> Of course, if you're a muslim you know that jinn don't exist - for there is
> only one god. Therefore she can't possibly be guilty of recoursing to them,
> because they aren't there.
Not so, Jon. Have a look at the Q'ran; it's full of them. Allah made Adam out of a lump of clay, but made djinni out of "smokeless fire". (The word is usually transliterated as "djinn", plural "djinni", hence the "genies" that pop out of lamps and jars in the Tales of the Arabian Nights.) According to the Q'ran, shooting stars are bolts hurled by Allah to deter djinni who stray too close to heaven.
Folk belief in djinni is widespread in North Africa and the Middle East. An English author recently wrote a book about his experiences of doing up a house in Morocco. All the local workers were terrified of the djinni who they assumed would have taken up residence while the house was empty, and placated them with offerings of food, even going so far as to drop raw chicken down the well and making the whole family very ill.
Djinni can be helpful or mischievous, unlike angels, who run errands for Allah and cannot do other than obey His will.

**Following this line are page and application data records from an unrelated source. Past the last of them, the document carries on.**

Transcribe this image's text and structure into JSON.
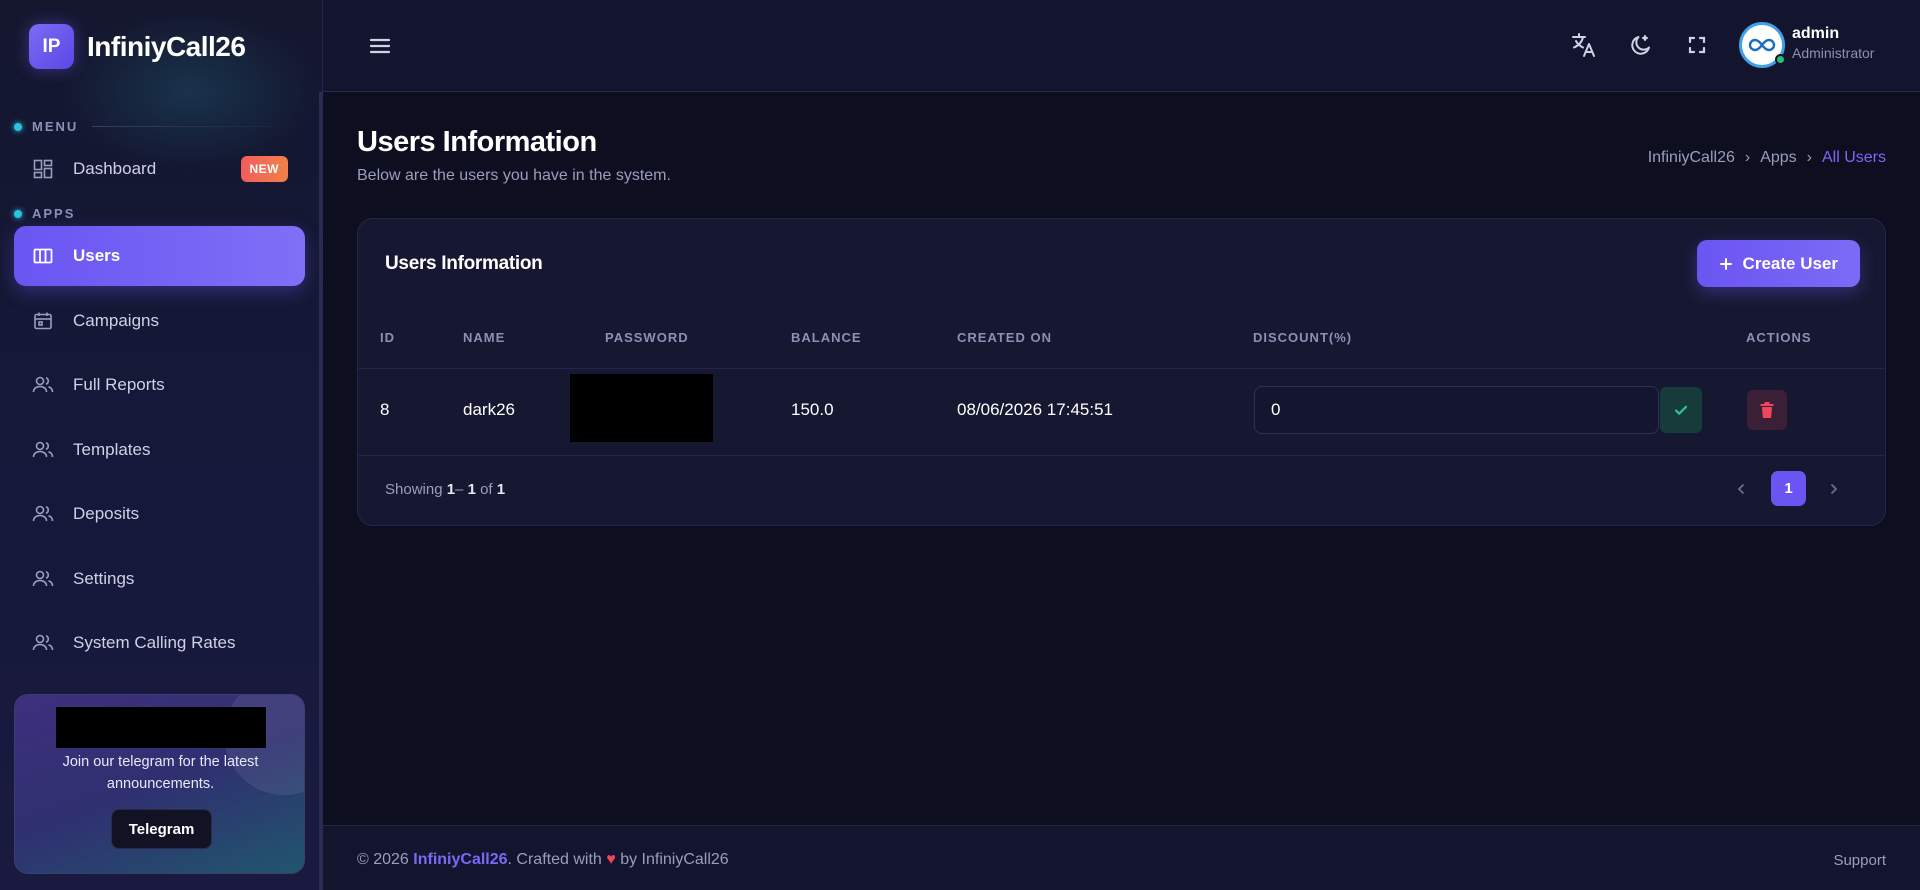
{
  "brand": {
    "logo_text": "IP",
    "name": "InfiniyCall26"
  },
  "sidebar": {
    "sections": [
      {
        "label": "MENU"
      },
      {
        "label": "APPS"
      }
    ],
    "items": [
      {
        "label": "Dashboard",
        "icon": "dashboard-icon",
        "badge": "NEW"
      },
      {
        "label": "Users",
        "icon": "table-icon",
        "active": true
      },
      {
        "label": "Campaigns",
        "icon": "calendar-icon"
      },
      {
        "label": "Full Reports",
        "icon": "users-icon"
      },
      {
        "label": "Templates",
        "icon": "users-icon"
      },
      {
        "label": "Deposits",
        "icon": "users-icon"
      },
      {
        "label": "Settings",
        "icon": "users-icon"
      },
      {
        "label": "System Calling Rates",
        "icon": "users-icon"
      }
    ],
    "promo": {
      "text": "Join our telegram for the latest announcements.",
      "button_label": "Telegram"
    }
  },
  "topbar": {
    "icons": [
      "menu-icon",
      "translate-icon",
      "moon-icon",
      "fullscreen-icon"
    ],
    "user": {
      "name": "admin",
      "role": "Administrator"
    }
  },
  "page": {
    "title": "Users Information",
    "subtitle": "Below are the users you have in the system.",
    "breadcrumb": [
      "InfiniyCall26",
      "Apps",
      "All Users"
    ]
  },
  "card": {
    "title": "Users Information",
    "create_button": "Create User",
    "columns": [
      "ID",
      "NAME",
      "PASSWORD",
      "BALANCE",
      "CREATED ON",
      "DISCOUNT(%)",
      "ACTIONS"
    ],
    "rows": [
      {
        "id": "8",
        "name": "dark26",
        "balance": "150.0",
        "created_on": "08/06/2026 17:45:51",
        "discount": "0"
      }
    ],
    "showing": {
      "prefix": "Showing",
      "from": "1",
      "dash": "–",
      "to": "1",
      "of_word": "of",
      "total": "1"
    },
    "current_page": "1"
  },
  "footer": {
    "copyright": "© 2026",
    "brand": "InfiniyCall26",
    "crafted": ". Crafted with",
    "heart": "♥",
    "by": "by InfiniyCall26",
    "support": "Support"
  },
  "colors": {
    "accent": "#6a55f2",
    "badge": "#f25c5c",
    "success": "#21c17a",
    "danger": "#f0455a"
  }
}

The Q'ran was dictated to the Prophet Mohammed by the archangel Jibreel (Gabriel in western traditions).
I asked Ed Hussain, author of the "The Islamist", at a book-signing, if he believed in djinni. He declined to be drawn directly, but did say that he believed in "spiritual beings".
("Alien", since I've no idea what a djinn looks like.)